PROBLEM DETAILS »
Among the entries, find the lines with the string "selected" and report them.

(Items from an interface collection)
^^^^^^^^

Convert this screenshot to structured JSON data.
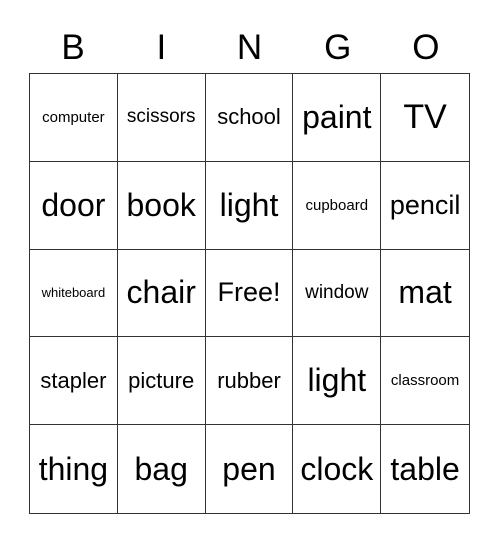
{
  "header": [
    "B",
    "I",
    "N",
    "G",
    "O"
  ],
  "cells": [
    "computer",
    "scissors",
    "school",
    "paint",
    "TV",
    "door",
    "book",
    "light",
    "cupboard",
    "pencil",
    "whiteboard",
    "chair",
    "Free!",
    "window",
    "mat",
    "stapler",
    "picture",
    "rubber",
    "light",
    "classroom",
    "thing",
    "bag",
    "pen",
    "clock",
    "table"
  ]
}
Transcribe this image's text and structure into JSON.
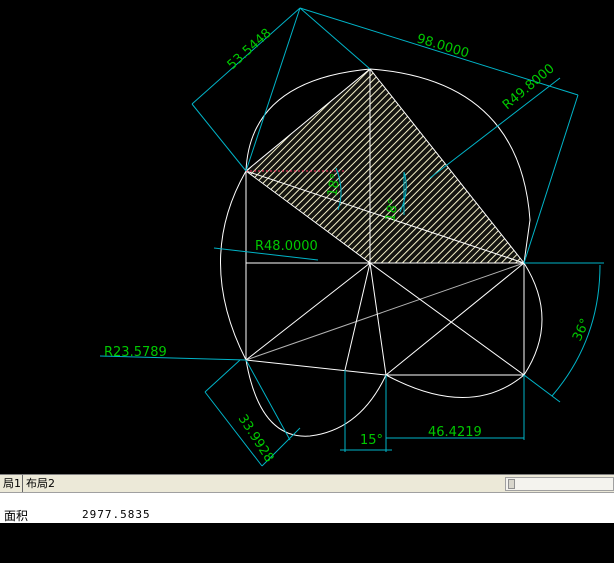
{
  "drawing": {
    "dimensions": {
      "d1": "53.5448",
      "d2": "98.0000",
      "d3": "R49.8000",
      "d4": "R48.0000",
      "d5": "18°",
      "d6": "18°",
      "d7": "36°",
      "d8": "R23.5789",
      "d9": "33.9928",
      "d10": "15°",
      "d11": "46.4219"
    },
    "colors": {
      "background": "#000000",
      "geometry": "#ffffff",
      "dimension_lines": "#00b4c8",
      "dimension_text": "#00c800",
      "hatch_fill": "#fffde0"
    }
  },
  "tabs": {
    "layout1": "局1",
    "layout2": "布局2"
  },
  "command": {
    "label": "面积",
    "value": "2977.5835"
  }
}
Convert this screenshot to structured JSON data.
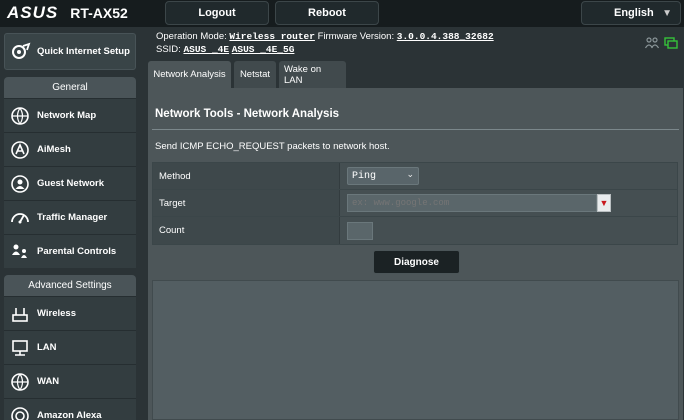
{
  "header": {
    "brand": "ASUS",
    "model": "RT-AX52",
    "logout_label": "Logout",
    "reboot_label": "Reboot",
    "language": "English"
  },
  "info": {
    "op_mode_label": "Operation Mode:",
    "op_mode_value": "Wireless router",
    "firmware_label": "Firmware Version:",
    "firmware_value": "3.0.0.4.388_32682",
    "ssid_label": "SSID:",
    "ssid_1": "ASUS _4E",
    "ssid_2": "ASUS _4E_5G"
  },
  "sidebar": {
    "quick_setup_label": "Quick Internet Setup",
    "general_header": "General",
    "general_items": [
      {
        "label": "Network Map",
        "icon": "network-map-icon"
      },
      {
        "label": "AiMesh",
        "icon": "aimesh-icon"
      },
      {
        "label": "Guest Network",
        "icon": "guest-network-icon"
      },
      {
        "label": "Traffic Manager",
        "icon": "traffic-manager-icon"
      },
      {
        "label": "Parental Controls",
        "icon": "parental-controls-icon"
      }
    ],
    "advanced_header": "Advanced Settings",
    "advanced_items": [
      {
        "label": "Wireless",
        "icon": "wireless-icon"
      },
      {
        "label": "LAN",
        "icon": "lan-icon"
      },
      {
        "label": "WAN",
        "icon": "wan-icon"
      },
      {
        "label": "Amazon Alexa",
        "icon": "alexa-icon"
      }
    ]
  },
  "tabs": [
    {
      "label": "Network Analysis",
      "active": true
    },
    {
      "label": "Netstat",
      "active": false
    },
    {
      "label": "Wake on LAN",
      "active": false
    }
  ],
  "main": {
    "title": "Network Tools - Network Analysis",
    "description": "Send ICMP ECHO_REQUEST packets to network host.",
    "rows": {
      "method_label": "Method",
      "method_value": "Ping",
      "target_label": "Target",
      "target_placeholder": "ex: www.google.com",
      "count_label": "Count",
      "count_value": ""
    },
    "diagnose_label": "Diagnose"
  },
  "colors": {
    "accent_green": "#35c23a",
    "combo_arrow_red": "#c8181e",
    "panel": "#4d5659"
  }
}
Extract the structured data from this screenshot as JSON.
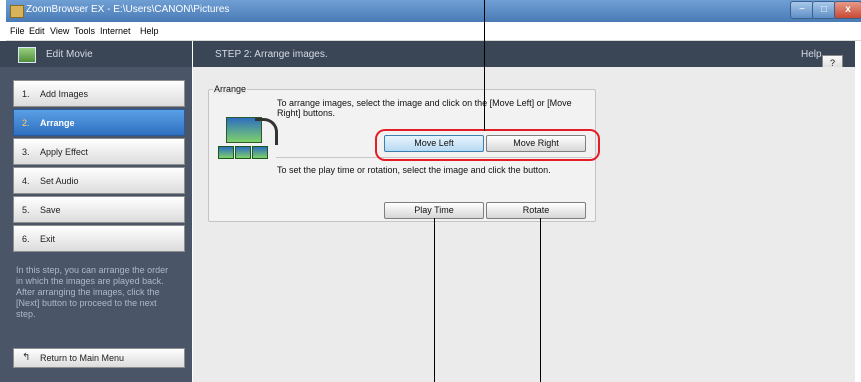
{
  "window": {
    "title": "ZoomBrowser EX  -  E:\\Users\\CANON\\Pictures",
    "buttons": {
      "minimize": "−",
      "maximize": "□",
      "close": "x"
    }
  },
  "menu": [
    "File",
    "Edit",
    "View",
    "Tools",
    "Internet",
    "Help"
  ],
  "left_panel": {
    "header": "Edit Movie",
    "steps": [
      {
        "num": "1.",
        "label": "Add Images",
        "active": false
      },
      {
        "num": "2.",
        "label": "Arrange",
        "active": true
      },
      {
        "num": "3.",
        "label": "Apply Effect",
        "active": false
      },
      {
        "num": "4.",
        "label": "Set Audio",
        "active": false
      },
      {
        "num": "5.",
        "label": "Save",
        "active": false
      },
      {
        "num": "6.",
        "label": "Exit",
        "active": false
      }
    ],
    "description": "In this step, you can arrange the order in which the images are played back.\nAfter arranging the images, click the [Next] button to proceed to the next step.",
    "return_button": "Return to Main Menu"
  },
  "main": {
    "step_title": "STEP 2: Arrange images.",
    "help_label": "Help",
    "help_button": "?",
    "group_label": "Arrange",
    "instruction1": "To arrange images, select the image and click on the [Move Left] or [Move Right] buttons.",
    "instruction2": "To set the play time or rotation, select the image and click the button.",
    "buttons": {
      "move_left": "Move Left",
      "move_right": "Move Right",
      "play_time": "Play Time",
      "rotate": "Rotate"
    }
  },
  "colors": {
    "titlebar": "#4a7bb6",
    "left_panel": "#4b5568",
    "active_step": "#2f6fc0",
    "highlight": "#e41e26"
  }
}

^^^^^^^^

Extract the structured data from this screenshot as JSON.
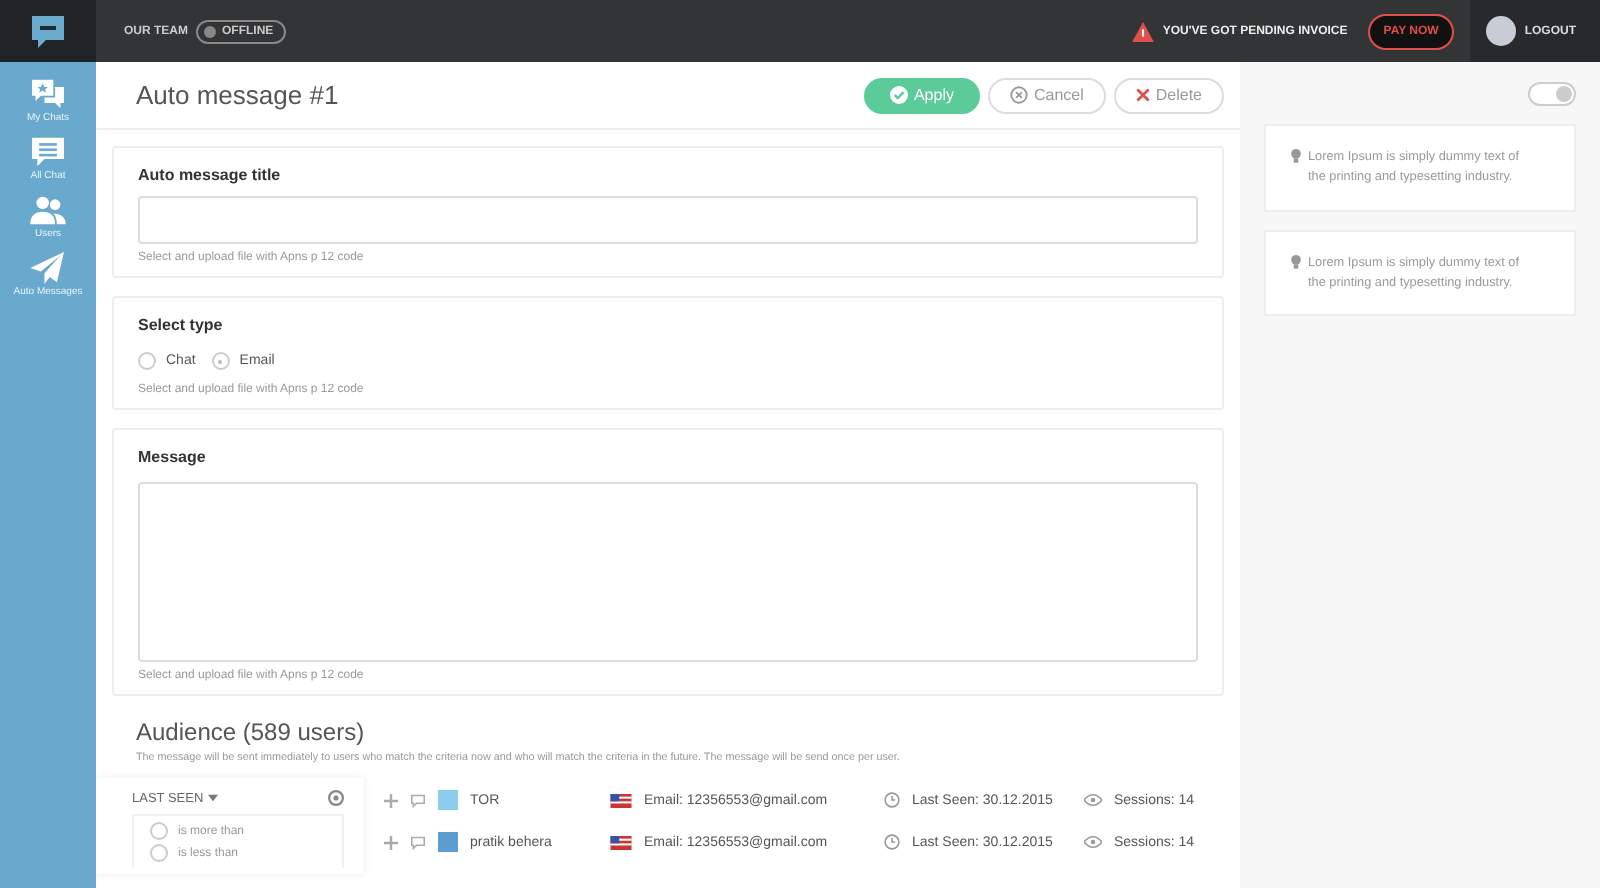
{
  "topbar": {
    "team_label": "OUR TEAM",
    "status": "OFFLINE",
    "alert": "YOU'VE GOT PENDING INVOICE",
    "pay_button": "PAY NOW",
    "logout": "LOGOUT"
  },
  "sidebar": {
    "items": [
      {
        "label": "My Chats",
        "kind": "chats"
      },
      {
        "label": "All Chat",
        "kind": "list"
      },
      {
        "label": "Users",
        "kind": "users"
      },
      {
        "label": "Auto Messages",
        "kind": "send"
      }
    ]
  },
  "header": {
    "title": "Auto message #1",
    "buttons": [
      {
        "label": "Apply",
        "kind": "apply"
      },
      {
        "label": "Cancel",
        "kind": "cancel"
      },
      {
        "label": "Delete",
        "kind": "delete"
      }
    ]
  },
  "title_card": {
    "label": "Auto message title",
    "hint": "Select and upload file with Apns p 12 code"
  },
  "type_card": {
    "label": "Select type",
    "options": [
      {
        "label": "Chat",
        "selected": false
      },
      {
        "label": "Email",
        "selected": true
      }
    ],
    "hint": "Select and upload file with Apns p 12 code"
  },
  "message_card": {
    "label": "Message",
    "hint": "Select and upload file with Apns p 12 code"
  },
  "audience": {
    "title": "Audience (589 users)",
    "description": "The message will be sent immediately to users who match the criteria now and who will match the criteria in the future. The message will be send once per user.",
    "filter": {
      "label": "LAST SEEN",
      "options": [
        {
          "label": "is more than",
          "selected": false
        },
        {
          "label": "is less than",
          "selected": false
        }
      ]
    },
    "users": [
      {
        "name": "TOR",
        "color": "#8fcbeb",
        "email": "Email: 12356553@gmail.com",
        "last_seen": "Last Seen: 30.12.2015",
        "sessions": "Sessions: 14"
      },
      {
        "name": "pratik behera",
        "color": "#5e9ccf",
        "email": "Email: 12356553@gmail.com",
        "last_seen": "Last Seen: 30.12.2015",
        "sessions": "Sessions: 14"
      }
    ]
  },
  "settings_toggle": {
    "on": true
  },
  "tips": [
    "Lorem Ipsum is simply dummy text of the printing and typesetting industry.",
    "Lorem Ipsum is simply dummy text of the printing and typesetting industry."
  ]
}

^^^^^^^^

COMPLETED TASK »
        "selected": false
        "selected": true
          "selected": false
          "selected": false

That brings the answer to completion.